The last thing you want to do is to wait until you hear back from your early application schools in mid-December to begin the rest of your work. If, unfortunately, you are denied acceptance to your top-choice schools, you'll have a substantial numer of essays and application forms to finish in only a few weeks - weeks that happen to span the Christmas and New Year's holidays.
Try to finish about 75 percent of your essays before you hear from your top-choice schools, so you're in good shape to complete your regular applications quickly and with far less stress. As always, College Essay Organizer can help you simplify and optimize the work you need to do for all your applications. Just head over to your Essay RoadMap preview and see how many essays your schools require, and how College Essay Organizer can help you make your workload much more manageable.
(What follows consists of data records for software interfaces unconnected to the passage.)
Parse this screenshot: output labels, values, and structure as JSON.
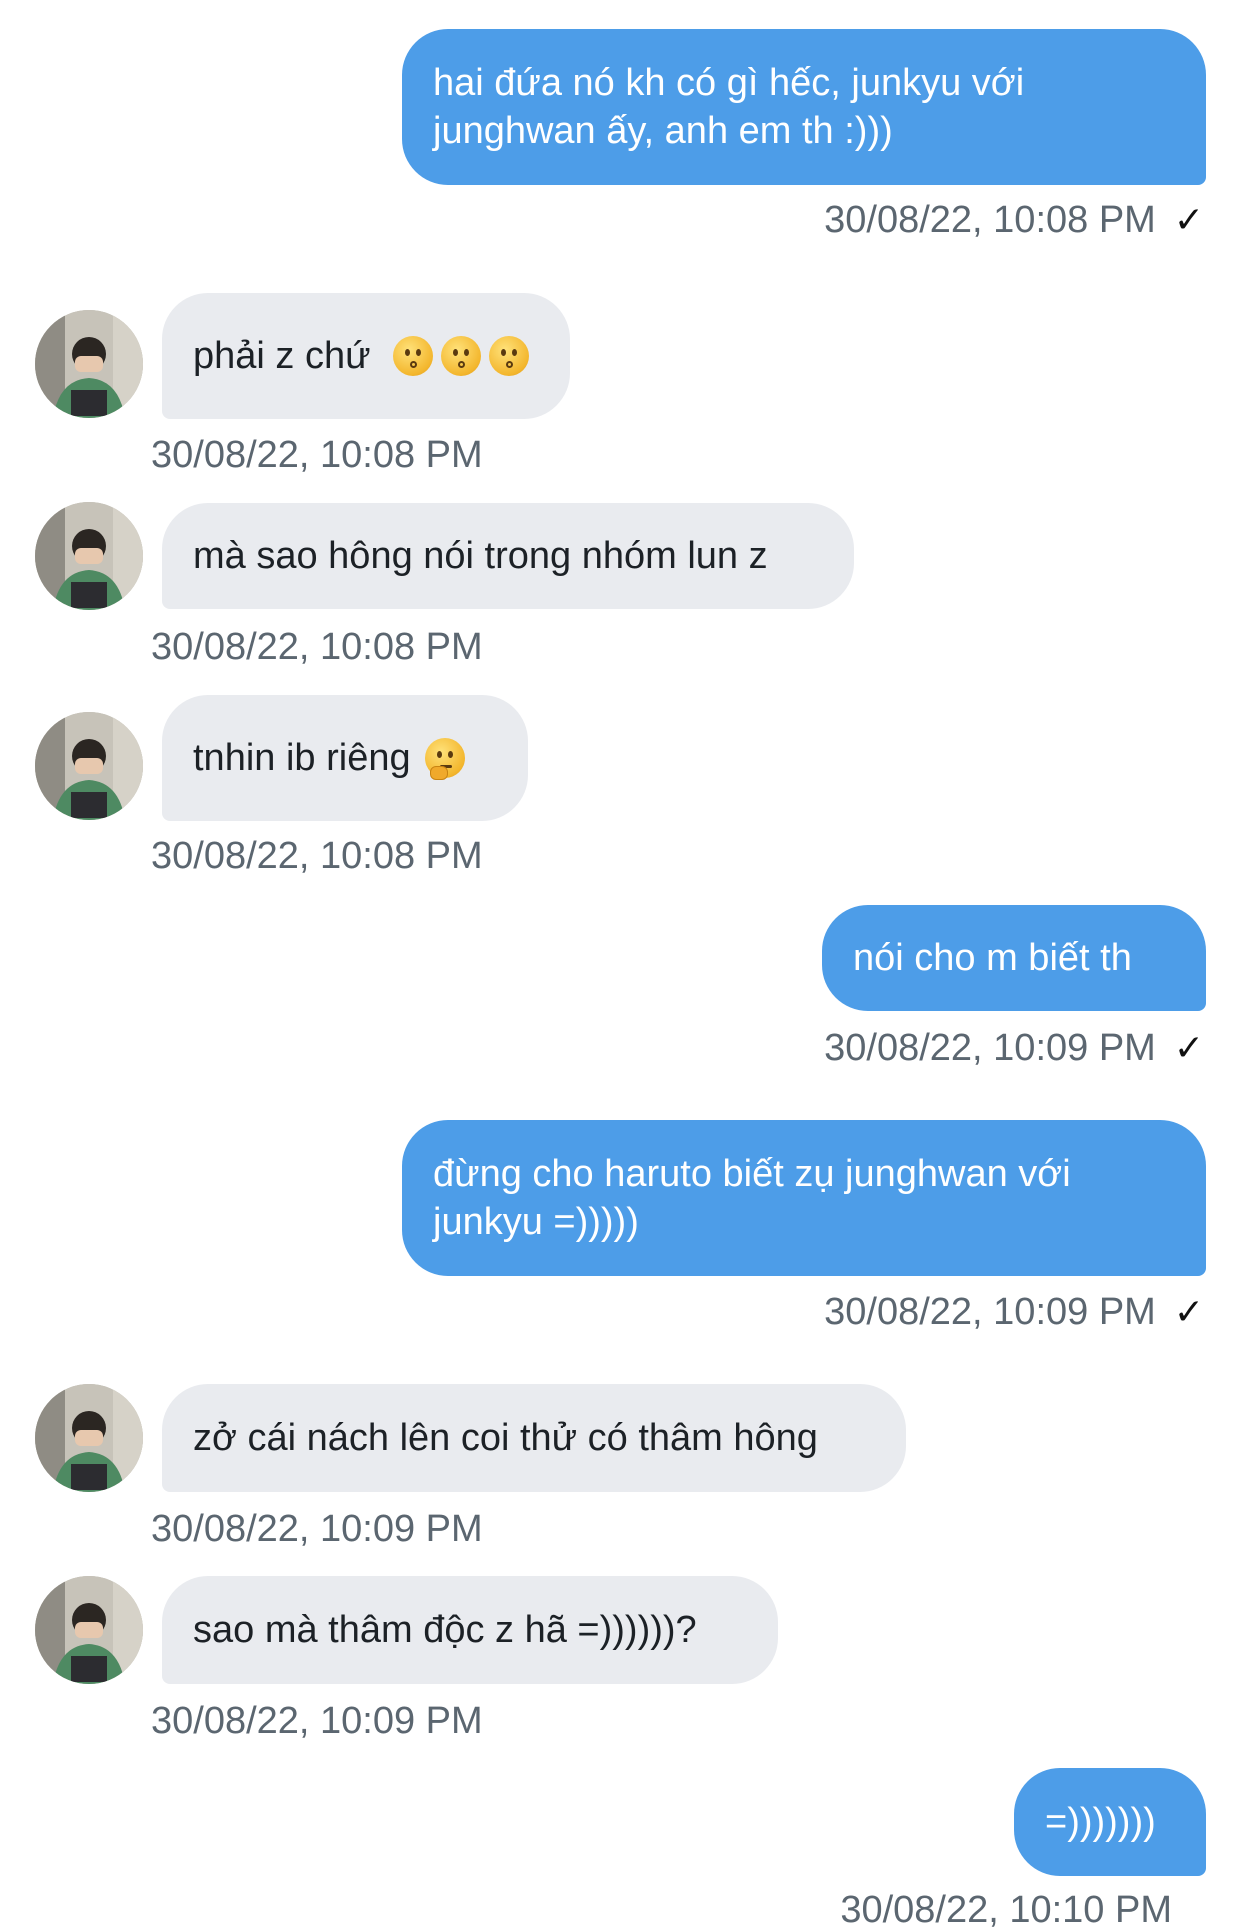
{
  "messages": [
    {
      "direction": "out",
      "text": "hai đứa nó kh có gì hếc, junkyu với junghwan ấy, anh em th :)))",
      "time": "30/08/22, 10:08 PM",
      "read_mark": "✓"
    },
    {
      "direction": "in",
      "text": "phải z chứ",
      "emoji": [
        "kissing-face-icon",
        "kissing-face-icon",
        "kissing-face-icon"
      ],
      "time": "30/08/22, 10:08 PM"
    },
    {
      "direction": "in",
      "text": "mà sao hông nói trong nhóm lun z",
      "time": "30/08/22, 10:08 PM"
    },
    {
      "direction": "in",
      "text": "tnhin ib riêng",
      "emoji": [
        "thinking-face-icon"
      ],
      "time": "30/08/22, 10:08 PM"
    },
    {
      "direction": "out",
      "text": "nói cho m biết th",
      "time": "30/08/22, 10:09 PM",
      "read_mark": "✓"
    },
    {
      "direction": "out",
      "text": "đừng cho haruto biết zụ junghwan với junkyu =)))))",
      "time": "30/08/22, 10:09 PM",
      "read_mark": "✓"
    },
    {
      "direction": "in",
      "text": "zở cái nách lên coi thử có thâm hông",
      "time": "30/08/22, 10:09 PM"
    },
    {
      "direction": "in",
      "text": "sao mà thâm độc z hã =))))))?",
      "time": "30/08/22, 10:09 PM"
    },
    {
      "direction": "out",
      "text": "=)))))))",
      "time": "30/08/22, 10:10 PM"
    }
  ],
  "colors": {
    "outgoing_bubble": "#4d9de8",
    "incoming_bubble": "#e9ebef",
    "timestamp": "#5b6670"
  }
}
The most frequently-asked-about piece of advice at College Essay Organizer revolves around how to tell a school that you want to attend. Surely they're not just looking for you to write about what makes them great, right? They already wrote their own guidebooks. They should know what makes them great.
And you're right. The purpose of these essays is not to talk about them but to talk about you. Your job in all of your college essay writing is to convince the reader that you're an interesting person who belongs in their highly-selective class. You're trying to get them to choose you instead of someone else.
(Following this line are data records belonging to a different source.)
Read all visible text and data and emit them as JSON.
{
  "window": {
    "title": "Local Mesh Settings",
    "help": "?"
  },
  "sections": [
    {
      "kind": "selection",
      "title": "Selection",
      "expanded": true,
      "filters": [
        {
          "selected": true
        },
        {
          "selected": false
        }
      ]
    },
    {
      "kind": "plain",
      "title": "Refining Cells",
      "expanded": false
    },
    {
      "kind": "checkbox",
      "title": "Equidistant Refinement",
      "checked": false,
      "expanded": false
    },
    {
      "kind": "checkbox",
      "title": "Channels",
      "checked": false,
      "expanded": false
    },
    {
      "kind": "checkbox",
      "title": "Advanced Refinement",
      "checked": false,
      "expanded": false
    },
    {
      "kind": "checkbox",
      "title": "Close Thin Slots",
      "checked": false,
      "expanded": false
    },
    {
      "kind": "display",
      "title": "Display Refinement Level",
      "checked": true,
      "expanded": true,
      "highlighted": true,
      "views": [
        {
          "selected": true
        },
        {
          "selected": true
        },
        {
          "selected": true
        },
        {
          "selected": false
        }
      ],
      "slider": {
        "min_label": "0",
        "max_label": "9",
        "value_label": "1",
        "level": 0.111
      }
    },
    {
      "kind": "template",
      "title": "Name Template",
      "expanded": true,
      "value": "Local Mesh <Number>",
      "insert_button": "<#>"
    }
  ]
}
Easier said than done, indeed. So today we direct you to a post written last year that has gotten a lot of traffic: How to tell a college that you're interested.
Always keep in mind that your job is to express what you have that they want. It's already implied that they have what you want - a great education and a raft of opportunities for your future, whatever that may be. Do this by identifying your own intellectual interests and developing them from a personal standpoint.
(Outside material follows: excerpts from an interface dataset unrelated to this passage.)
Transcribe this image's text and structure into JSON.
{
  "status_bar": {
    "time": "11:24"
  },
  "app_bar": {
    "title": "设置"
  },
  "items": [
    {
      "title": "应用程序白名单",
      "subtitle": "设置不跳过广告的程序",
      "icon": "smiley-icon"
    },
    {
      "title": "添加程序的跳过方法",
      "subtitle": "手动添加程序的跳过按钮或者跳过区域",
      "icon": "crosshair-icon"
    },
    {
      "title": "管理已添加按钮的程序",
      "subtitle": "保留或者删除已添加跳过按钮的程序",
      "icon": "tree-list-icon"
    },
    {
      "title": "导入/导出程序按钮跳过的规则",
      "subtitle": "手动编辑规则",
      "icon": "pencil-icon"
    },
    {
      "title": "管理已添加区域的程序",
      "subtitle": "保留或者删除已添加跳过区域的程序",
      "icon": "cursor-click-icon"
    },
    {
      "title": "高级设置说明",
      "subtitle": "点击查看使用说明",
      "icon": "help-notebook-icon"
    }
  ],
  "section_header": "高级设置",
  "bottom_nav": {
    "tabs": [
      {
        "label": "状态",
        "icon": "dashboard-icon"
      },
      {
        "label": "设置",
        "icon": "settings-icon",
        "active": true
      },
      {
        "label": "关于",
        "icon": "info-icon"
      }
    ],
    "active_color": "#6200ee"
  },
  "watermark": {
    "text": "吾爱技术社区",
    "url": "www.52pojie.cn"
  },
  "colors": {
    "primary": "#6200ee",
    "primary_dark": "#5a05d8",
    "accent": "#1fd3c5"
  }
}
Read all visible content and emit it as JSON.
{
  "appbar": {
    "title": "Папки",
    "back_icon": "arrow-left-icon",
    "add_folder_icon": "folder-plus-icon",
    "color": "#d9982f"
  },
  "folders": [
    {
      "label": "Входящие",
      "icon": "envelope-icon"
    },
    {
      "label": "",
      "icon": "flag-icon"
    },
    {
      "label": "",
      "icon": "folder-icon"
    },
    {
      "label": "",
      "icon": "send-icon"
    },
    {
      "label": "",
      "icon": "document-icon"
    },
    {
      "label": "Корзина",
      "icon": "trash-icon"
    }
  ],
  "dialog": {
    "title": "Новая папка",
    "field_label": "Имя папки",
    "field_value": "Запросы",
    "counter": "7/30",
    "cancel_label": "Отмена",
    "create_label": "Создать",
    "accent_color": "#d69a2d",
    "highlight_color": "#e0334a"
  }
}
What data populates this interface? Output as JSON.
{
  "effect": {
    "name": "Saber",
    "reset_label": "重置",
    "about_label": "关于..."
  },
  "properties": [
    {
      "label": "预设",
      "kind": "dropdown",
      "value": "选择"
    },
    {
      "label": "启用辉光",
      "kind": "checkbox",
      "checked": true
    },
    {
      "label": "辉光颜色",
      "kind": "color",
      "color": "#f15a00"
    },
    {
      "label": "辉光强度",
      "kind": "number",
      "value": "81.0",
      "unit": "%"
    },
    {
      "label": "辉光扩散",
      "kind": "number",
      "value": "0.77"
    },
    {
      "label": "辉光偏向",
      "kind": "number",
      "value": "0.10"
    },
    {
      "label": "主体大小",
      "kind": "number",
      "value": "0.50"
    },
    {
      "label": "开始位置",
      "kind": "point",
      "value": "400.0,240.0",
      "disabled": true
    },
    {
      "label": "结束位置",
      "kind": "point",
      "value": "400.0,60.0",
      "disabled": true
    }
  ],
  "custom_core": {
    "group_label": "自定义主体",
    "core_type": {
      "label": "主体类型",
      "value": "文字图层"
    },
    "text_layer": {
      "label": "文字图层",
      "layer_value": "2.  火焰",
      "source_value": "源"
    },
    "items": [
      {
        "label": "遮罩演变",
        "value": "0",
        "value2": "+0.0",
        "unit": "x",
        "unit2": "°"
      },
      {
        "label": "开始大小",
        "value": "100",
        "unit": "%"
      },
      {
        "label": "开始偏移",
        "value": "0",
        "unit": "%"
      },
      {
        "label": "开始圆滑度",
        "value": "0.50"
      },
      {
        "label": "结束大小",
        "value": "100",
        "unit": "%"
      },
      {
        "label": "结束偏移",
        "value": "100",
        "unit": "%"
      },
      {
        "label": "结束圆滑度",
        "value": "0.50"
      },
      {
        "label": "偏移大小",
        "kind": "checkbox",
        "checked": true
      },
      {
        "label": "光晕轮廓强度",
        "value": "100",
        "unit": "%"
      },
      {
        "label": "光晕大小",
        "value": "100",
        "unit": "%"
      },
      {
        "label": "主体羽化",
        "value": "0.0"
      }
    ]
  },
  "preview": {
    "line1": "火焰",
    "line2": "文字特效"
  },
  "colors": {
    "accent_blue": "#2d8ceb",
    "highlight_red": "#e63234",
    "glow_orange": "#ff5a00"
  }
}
As students are narrowing down their list of colleges, and trying to come up with their top choices, it’s important to keep in mind the significance of applying early. Here are some statistics for popular schools which clearly show the benefits of being proactive with applying to your dream colleges.
|College or University||Early Admissions (2011)||Overall Acceptance (2010)|
|University of Pennsylvania||26%||14%|
Whether you are undertaking the somewhat treacherous admissions path on your own or with a consultant to help lead the way, make sure not to overlook the importance of applying early decision. This article by Steve Cohen, which appeared recently in The Daily Beast, demonstrates how this will benefit students looking for the best way to beat the odds this season, and Cohen has the numbers to prove it.
The statistics clearly illustrate that applying early decision will maximize your chances of getting in. Brown University, one of the country’s most selective colleges, admitted only 7.5% of its regular decision applicants, while 20% of early decision applicants got the green light. So if you want to reach for your dream college, do it early decision, but don’t put off writing the rest of your essays till you find out if you’re accepted. This will leave you only a few short weeks to pull together several more applications. Make sure to plan ahead, and write your essays as early as possible, making your senior year less stressful and more organized.